A new specification of tyre will eliminate failures that blighted the race weekend at Thruxton and caused two of the meeting’s three BTCC races to be shortened, according to championship officials.
Four cars suffered problems with their Dunlop rubber during the opening race at midday, and Matt Neal’s failure on his Team Dynamics Honda Civic Type R on lap 11 caused a multi-car pile-up that led to the race being red flagged.
Particularly warm temperatures on race day were blamed for the issues, and series boss Alan Gow met with Dunlop heads after the opening round in Hampshire. They decided to shorten the race distances by 9.4 miles and run over 12 laps rather than 16.
A statement from the series bosses stated: “For rounds eight and nine, due to high track temperatures and after consultation with Dunlop, the race distances will be reduced to 12 laps.”

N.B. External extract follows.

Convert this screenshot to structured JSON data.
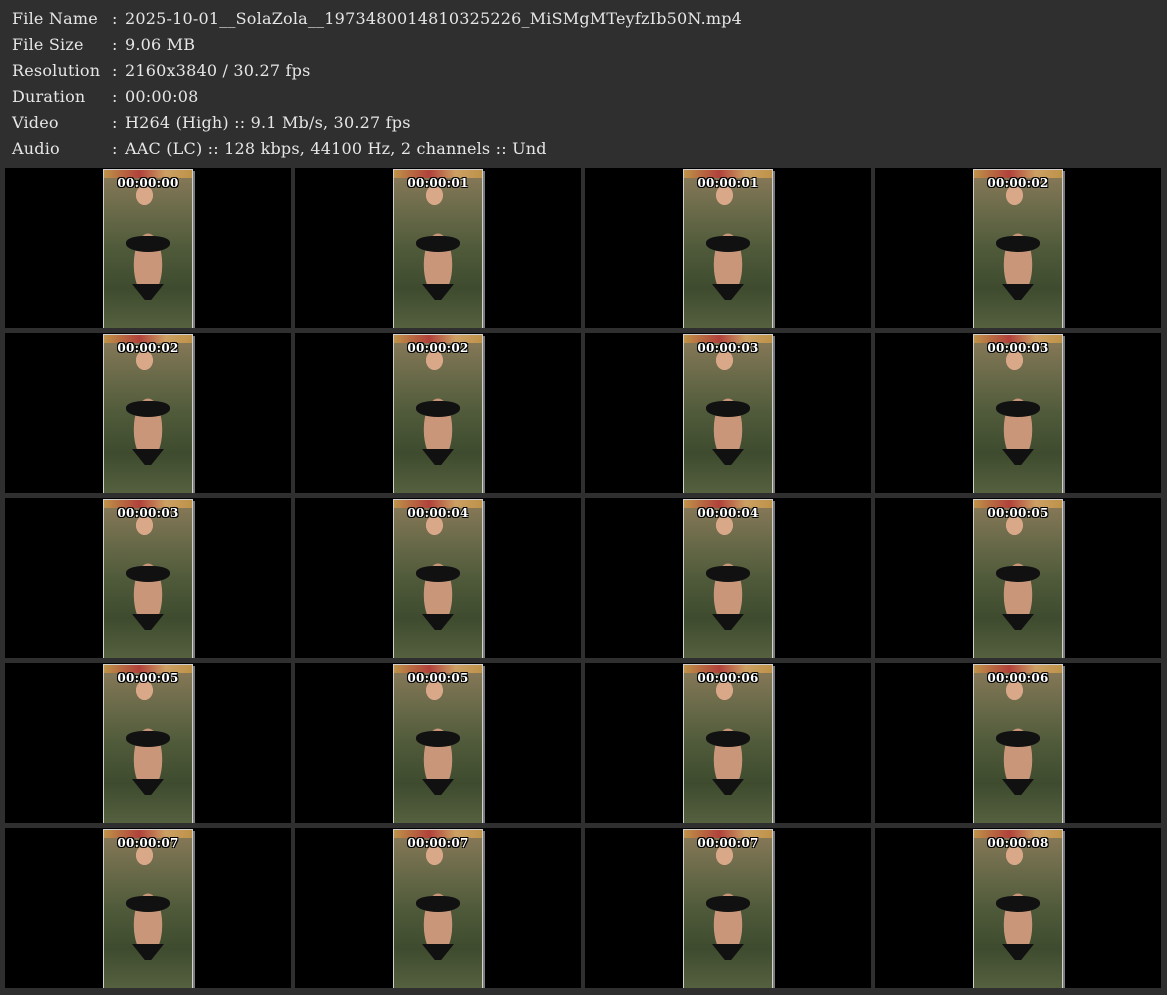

Dunlop’s communications director James Bailey said that the supplier had brought the same compounds to the meeting as it had in 2014 and 2015, but it had found that the new RML parts, which a number of teams have fitted this season, mean that the cars are working “more efficiently and putting more load through the rubber.”
Series director Gow said the right decision had been made last weekend and that the problem was unlikely to recur because a new larger tyre would be introduced in time for next season.
“Every year – without fail – in race one at Thruxton some teams have tyre failures, usually as a result of pushing the boundaries either on their suspension set- up or over use of the kerbs,” said Gow. “In races two and three they usually don’t have those same problems because they alter their set-up or driving style to suit. The same thing happened this year, exacerbated by the unseasonally high temperatures.
“Only four cars in that first race had tyre problems – so that’s some 85 per cent of cars that didn’t have that issue. And three of those four tyre failures were as a result of kerb strikes. It’s no coincidence that those who took the recommended route on set-up as well as avoiding the over-use of kerbs, such as Adam Morgan did, reaped rewards.
“That’s not to say it isn’t being looked at – of course it is. Everyone is quick to blame the tyres and share no responsibility…yet how come those same tyres do the same race distances for the next two races on the same day on the same track without issues?”